*WHAT YOU ARE ASKED TO DO:* Without any pictures, the records below should be reproduced exactly.
########
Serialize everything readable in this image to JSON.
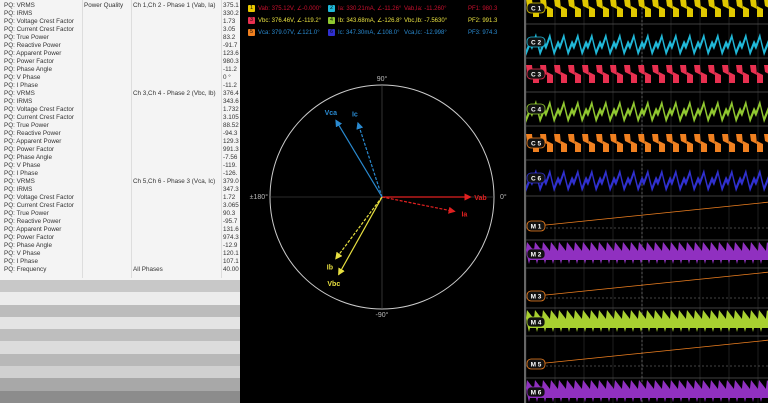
{
  "table": {
    "rows": [
      {
        "name": "PQ: VRMS",
        "group": "Power Quality",
        "channel": "Ch 1,Ch 2 - Phase 1 (Vab, Ia)",
        "value": "375.1"
      },
      {
        "name": "PQ: IRMS",
        "group": "",
        "channel": "",
        "value": "330.2"
      },
      {
        "name": "PQ: Voltage Crest Factor",
        "group": "",
        "channel": "",
        "value": "1.73"
      },
      {
        "name": "PQ: Current Crest Factor",
        "group": "",
        "channel": "",
        "value": "3.05"
      },
      {
        "name": "PQ: True Power",
        "group": "",
        "channel": "",
        "value": "83.2"
      },
      {
        "name": "PQ: Reactive Power",
        "group": "",
        "channel": "",
        "value": "-91.7"
      },
      {
        "name": "PQ: Apparent Power",
        "group": "",
        "channel": "",
        "value": "123.6"
      },
      {
        "name": "PQ: Power Factor",
        "group": "",
        "channel": "",
        "value": "980.3"
      },
      {
        "name": "PQ: Phase Angle",
        "group": "",
        "channel": "",
        "value": "-11.2"
      },
      {
        "name": "PQ: V Phase",
        "group": "",
        "channel": "",
        "value": "0 °"
      },
      {
        "name": "PQ: I Phase",
        "group": "",
        "channel": "",
        "value": "-11.2"
      },
      {
        "name": "PQ: VRMS",
        "group": "",
        "channel": "Ch 3,Ch 4 - Phase 2 (Vbc, Ib)",
        "value": "376.4"
      },
      {
        "name": "PQ: IRMS",
        "group": "",
        "channel": "",
        "value": "343.6"
      },
      {
        "name": "PQ: Voltage Crest Factor",
        "group": "",
        "channel": "",
        "value": "1.732"
      },
      {
        "name": "PQ: Current Crest Factor",
        "group": "",
        "channel": "",
        "value": "3.105"
      },
      {
        "name": "PQ: True Power",
        "group": "",
        "channel": "",
        "value": "88.52"
      },
      {
        "name": "PQ: Reactive Power",
        "group": "",
        "channel": "",
        "value": "-94.3"
      },
      {
        "name": "PQ: Apparent Power",
        "group": "",
        "channel": "",
        "value": "129.3"
      },
      {
        "name": "PQ: Power Factor",
        "group": "",
        "channel": "",
        "value": "991.3"
      },
      {
        "name": "PQ: Phase Angle",
        "group": "",
        "channel": "",
        "value": "-7.56"
      },
      {
        "name": "PQ: V Phase",
        "group": "",
        "channel": "",
        "value": "-119."
      },
      {
        "name": "PQ: I Phase",
        "group": "",
        "channel": "",
        "value": "-126."
      },
      {
        "name": "PQ: VRMS",
        "group": "",
        "channel": "Ch 5,Ch 6 - Phase 3 (Vca, Ic)",
        "value": "379.0"
      },
      {
        "name": "PQ: IRMS",
        "group": "",
        "channel": "",
        "value": "347.3"
      },
      {
        "name": "PQ: Voltage Crest Factor",
        "group": "",
        "channel": "",
        "value": "1.72"
      },
      {
        "name": "PQ: Current Crest Factor",
        "group": "",
        "channel": "",
        "value": "3.065"
      },
      {
        "name": "PQ: True Power",
        "group": "",
        "channel": "",
        "value": "90.3"
      },
      {
        "name": "PQ: Reactive Power",
        "group": "",
        "channel": "",
        "value": "-95.7"
      },
      {
        "name": "PQ: Apparent Power",
        "group": "",
        "channel": "",
        "value": "131.6"
      },
      {
        "name": "PQ: Power Factor",
        "group": "",
        "channel": "",
        "value": "974.3"
      },
      {
        "name": "PQ: Phase Angle",
        "group": "",
        "channel": "",
        "value": "-12.9"
      },
      {
        "name": "PQ: V Phase",
        "group": "",
        "channel": "",
        "value": "120.1"
      },
      {
        "name": "PQ: I Phase",
        "group": "",
        "channel": "",
        "value": "107.1"
      },
      {
        "name": "PQ: Frequency",
        "group": "",
        "channel": "All Phases",
        "value": "40.00"
      }
    ]
  },
  "legend": {
    "rows": [
      {
        "color": "#c8102e",
        "items": [
          {
            "badge": "1",
            "badge_color": "#e8c800",
            "text": "Vab: 375.12V, ∠-0.000°"
          },
          {
            "badge": "2",
            "badge_color": "#20b8d8",
            "text": "Ia: 330.21mA, ∠-11.26°"
          },
          {
            "text": "Vab,Ia: -11.260°"
          },
          {
            "text": "PF1: 980.3"
          }
        ]
      },
      {
        "color": "#e8e040",
        "items": [
          {
            "badge": "3",
            "badge_color": "#e83050",
            "text": "Vbc: 376.46V, ∠-119.2°"
          },
          {
            "badge": "4",
            "badge_color": "#90c830",
            "text": "Ib: 343.68mA, ∠-126.8°"
          },
          {
            "text": "Vbc,Ib: -7.5630°"
          },
          {
            "text": "PF2: 991.3"
          }
        ]
      },
      {
        "color": "#2a8ad0",
        "items": [
          {
            "badge": "5",
            "badge_color": "#f08020",
            "text": "Vca: 379.07V, ∠121.0°"
          },
          {
            "badge": "6",
            "badge_color": "#3030d0",
            "text": "Ic: 347.30mA, ∠108.0°"
          },
          {
            "text": "Vca,Ic: -12.998°"
          },
          {
            "text": "PF3: 974.3"
          }
        ]
      }
    ]
  },
  "phasor": {
    "labels": {
      "top": "90°",
      "bottom": "-90°",
      "left": "±180°",
      "right": "0°"
    },
    "vectors": [
      {
        "name": "Vab",
        "magnitude": 375.12,
        "angle": 0,
        "color": "#e02020",
        "dashed": false
      },
      {
        "name": "Ia",
        "magnitude": 330.21,
        "angle": -11.26,
        "color": "#e02020",
        "dashed": true
      },
      {
        "name": "Vbc",
        "magnitude": 376.46,
        "angle": -119.2,
        "color": "#e8e040",
        "dashed": false
      },
      {
        "name": "Ib",
        "magnitude": 343.68,
        "angle": -126.8,
        "color": "#e8e040",
        "dashed": true
      },
      {
        "name": "Vca",
        "magnitude": 379.07,
        "angle": 121.0,
        "color": "#2a8ad0",
        "dashed": false
      },
      {
        "name": "Ic",
        "magnitude": 347.3,
        "angle": 108.0,
        "color": "#2a8ad0",
        "dashed": true
      }
    ]
  },
  "scope": {
    "channels": [
      {
        "label": "C 1",
        "color": "#e0c800",
        "kind": "square"
      },
      {
        "label": "C 2",
        "color": "#20b8d8",
        "kind": "saw"
      },
      {
        "label": "C 3",
        "color": "#e83050",
        "kind": "square"
      },
      {
        "label": "C 4",
        "color": "#90c830",
        "kind": "saw"
      },
      {
        "label": "C 5",
        "color": "#f08020",
        "kind": "square"
      },
      {
        "label": "C 6",
        "color": "#3030d0",
        "kind": "saw"
      },
      {
        "label": "M 1",
        "color": "#f08020",
        "kind": "ramp"
      },
      {
        "label": "M 2",
        "color": "#9030c0",
        "kind": "dense"
      },
      {
        "label": "M 3",
        "color": "#f08020",
        "kind": "ramp"
      },
      {
        "label": "M 4",
        "color": "#a8d030",
        "kind": "dense"
      },
      {
        "label": "M 5",
        "color": "#f08020",
        "kind": "ramp"
      },
      {
        "label": "M 6",
        "color": "#9030c0",
        "kind": "dense"
      }
    ]
  }
}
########
*ANSWER BELOW:*
Serialize everything readable in this image to JSON.
{
  "table": {
    "rows": [
      {
        "name": "PQ: VRMS",
        "group": "Power Quality",
        "channel": "Ch 1,Ch 2 - Phase 1 (Vab, Ia)",
        "value": "375.1"
      },
      {
        "name": "PQ: IRMS",
        "group": "",
        "channel": "",
        "value": "330.2"
      },
      {
        "name": "PQ: Voltage Crest Factor",
        "group": "",
        "channel": "",
        "value": "1.73"
      },
      {
        "name": "PQ: Current Crest Factor",
        "group": "",
        "channel": "",
        "value": "3.05"
      },
      {
        "name": "PQ: True Power",
        "group": "",
        "channel": "",
        "value": "83.2"
      },
      {
        "name": "PQ: Reactive Power",
        "group": "",
        "channel": "",
        "value": "-91.7"
      },
      {
        "name": "PQ: Apparent Power",
        "group": "",
        "channel": "",
        "value": "123.6"
      },
      {
        "name": "PQ: Power Factor",
        "group": "",
        "channel": "",
        "value": "980.3"
      },
      {
        "name": "PQ: Phase Angle",
        "group": "",
        "channel": "",
        "value": "-11.2"
      },
      {
        "name": "PQ: V Phase",
        "group": "",
        "channel": "",
        "value": "0 °"
      },
      {
        "name": "PQ: I Phase",
        "group": "",
        "channel": "",
        "value": "-11.2"
      },
      {
        "name": "PQ: VRMS",
        "group": "",
        "channel": "Ch 3,Ch 4 - Phase 2 (Vbc, Ib)",
        "value": "376.4"
      },
      {
        "name": "PQ: IRMS",
        "group": "",
        "channel": "",
        "value": "343.6"
      },
      {
        "name": "PQ: Voltage Crest Factor",
        "group": "",
        "channel": "",
        "value": "1.732"
      },
      {
        "name": "PQ: Current Crest Factor",
        "group": "",
        "channel": "",
        "value": "3.105"
      },
      {
        "name": "PQ: True Power",
        "group": "",
        "channel": "",
        "value": "88.52"
      },
      {
        "name": "PQ: Reactive Power",
        "group": "",
        "channel": "",
        "value": "-94.3"
      },
      {
        "name": "PQ: Apparent Power",
        "group": "",
        "channel": "",
        "value": "129.3"
      },
      {
        "name": "PQ: Power Factor",
        "group": "",
        "channel": "",
        "value": "991.3"
      },
      {
        "name": "PQ: Phase Angle",
        "group": "",
        "channel": "",
        "value": "-7.56"
      },
      {
        "name": "PQ: V Phase",
        "group": "",
        "channel": "",
        "value": "-119."
      },
      {
        "name": "PQ: I Phase",
        "group": "",
        "channel": "",
        "value": "-126."
      },
      {
        "name": "PQ: VRMS",
        "group": "",
        "channel": "Ch 5,Ch 6 - Phase 3 (Vca, Ic)",
        "value": "379.0"
      },
      {
        "name": "PQ: IRMS",
        "group": "",
        "channel": "",
        "value": "347.3"
      },
      {
        "name": "PQ: Voltage Crest Factor",
        "group": "",
        "channel": "",
        "value": "1.72"
      },
      {
        "name": "PQ: Current Crest Factor",
        "group": "",
        "channel": "",
        "value": "3.065"
      },
      {
        "name": "PQ: True Power",
        "group": "",
        "channel": "",
        "value": "90.3"
      },
      {
        "name": "PQ: Reactive Power",
        "group": "",
        "channel": "",
        "value": "-95.7"
      },
      {
        "name": "PQ: Apparent Power",
        "group": "",
        "channel": "",
        "value": "131.6"
      },
      {
        "name": "PQ: Power Factor",
        "group": "",
        "channel": "",
        "value": "974.3"
      },
      {
        "name": "PQ: Phase Angle",
        "group": "",
        "channel": "",
        "value": "-12.9"
      },
      {
        "name": "PQ: V Phase",
        "group": "",
        "channel": "",
        "value": "120.1"
      },
      {
        "name": "PQ: I Phase",
        "group": "",
        "channel": "",
        "value": "107.1"
      },
      {
        "name": "PQ: Frequency",
        "group": "",
        "channel": "All Phases",
        "value": "40.00"
      }
    ]
  },
  "legend": {
    "rows": [
      {
        "color": "#c8102e",
        "items": [
          {
            "badge": "1",
            "badge_color": "#e8c800",
            "text": "Vab: 375.12V, ∠-0.000°"
          },
          {
            "badge": "2",
            "badge_color": "#20b8d8",
            "text": "Ia: 330.21mA, ∠-11.26°"
          },
          {
            "text": "Vab,Ia: -11.260°"
          },
          {
            "text": "PF1: 980.3"
          }
        ]
      },
      {
        "color": "#e8e040",
        "items": [
          {
            "badge": "3",
            "badge_color": "#e83050",
            "text": "Vbc: 376.46V, ∠-119.2°"
          },
          {
            "badge": "4",
            "badge_color": "#90c830",
            "text": "Ib: 343.68mA, ∠-126.8°"
          },
          {
            "text": "Vbc,Ib: -7.5630°"
          },
          {
            "text": "PF2: 991.3"
          }
        ]
      },
      {
        "color": "#2a8ad0",
        "items": [
          {
            "badge": "5",
            "badge_color": "#f08020",
            "text": "Vca: 379.07V, ∠121.0°"
          },
          {
            "badge": "6",
            "badge_color": "#3030d0",
            "text": "Ic: 347.30mA, ∠108.0°"
          },
          {
            "text": "Vca,Ic: -12.998°"
          },
          {
            "text": "PF3: 974.3"
          }
        ]
      }
    ]
  },
  "phasor": {
    "labels": {
      "top": "90°",
      "bottom": "-90°",
      "left": "±180°",
      "right": "0°"
    },
    "vectors": [
      {
        "name": "Vab",
        "magnitude": 375.12,
        "angle": 0,
        "color": "#e02020",
        "dashed": false
      },
      {
        "name": "Ia",
        "magnitude": 330.21,
        "angle": -11.26,
        "color": "#e02020",
        "dashed": true
      },
      {
        "name": "Vbc",
        "magnitude": 376.46,
        "angle": -119.2,
        "color": "#e8e040",
        "dashed": false
      },
      {
        "name": "Ib",
        "magnitude": 343.68,
        "angle": -126.8,
        "color": "#e8e040",
        "dashed": true
      },
      {
        "name": "Vca",
        "magnitude": 379.07,
        "angle": 121.0,
        "color": "#2a8ad0",
        "dashed": false
      },
      {
        "name": "Ic",
        "magnitude": 347.3,
        "angle": 108.0,
        "color": "#2a8ad0",
        "dashed": true
      }
    ]
  },
  "scope": {
    "channels": [
      {
        "label": "C 1",
        "color": "#e0c800",
        "kind": "square"
      },
      {
        "label": "C 2",
        "color": "#20b8d8",
        "kind": "saw"
      },
      {
        "label": "C 3",
        "color": "#e83050",
        "kind": "square"
      },
      {
        "label": "C 4",
        "color": "#90c830",
        "kind": "saw"
      },
      {
        "label": "C 5",
        "color": "#f08020",
        "kind": "square"
      },
      {
        "label": "C 6",
        "color": "#3030d0",
        "kind": "saw"
      },
      {
        "label": "M 1",
        "color": "#f08020",
        "kind": "ramp"
      },
      {
        "label": "M 2",
        "color": "#9030c0",
        "kind": "dense"
      },
      {
        "label": "M 3",
        "color": "#f08020",
        "kind": "ramp"
      },
      {
        "label": "M 4",
        "color": "#a8d030",
        "kind": "dense"
      },
      {
        "label": "M 5",
        "color": "#f08020",
        "kind": "ramp"
      },
      {
        "label": "M 6",
        "color": "#9030c0",
        "kind": "dense"
      }
    ]
  }
}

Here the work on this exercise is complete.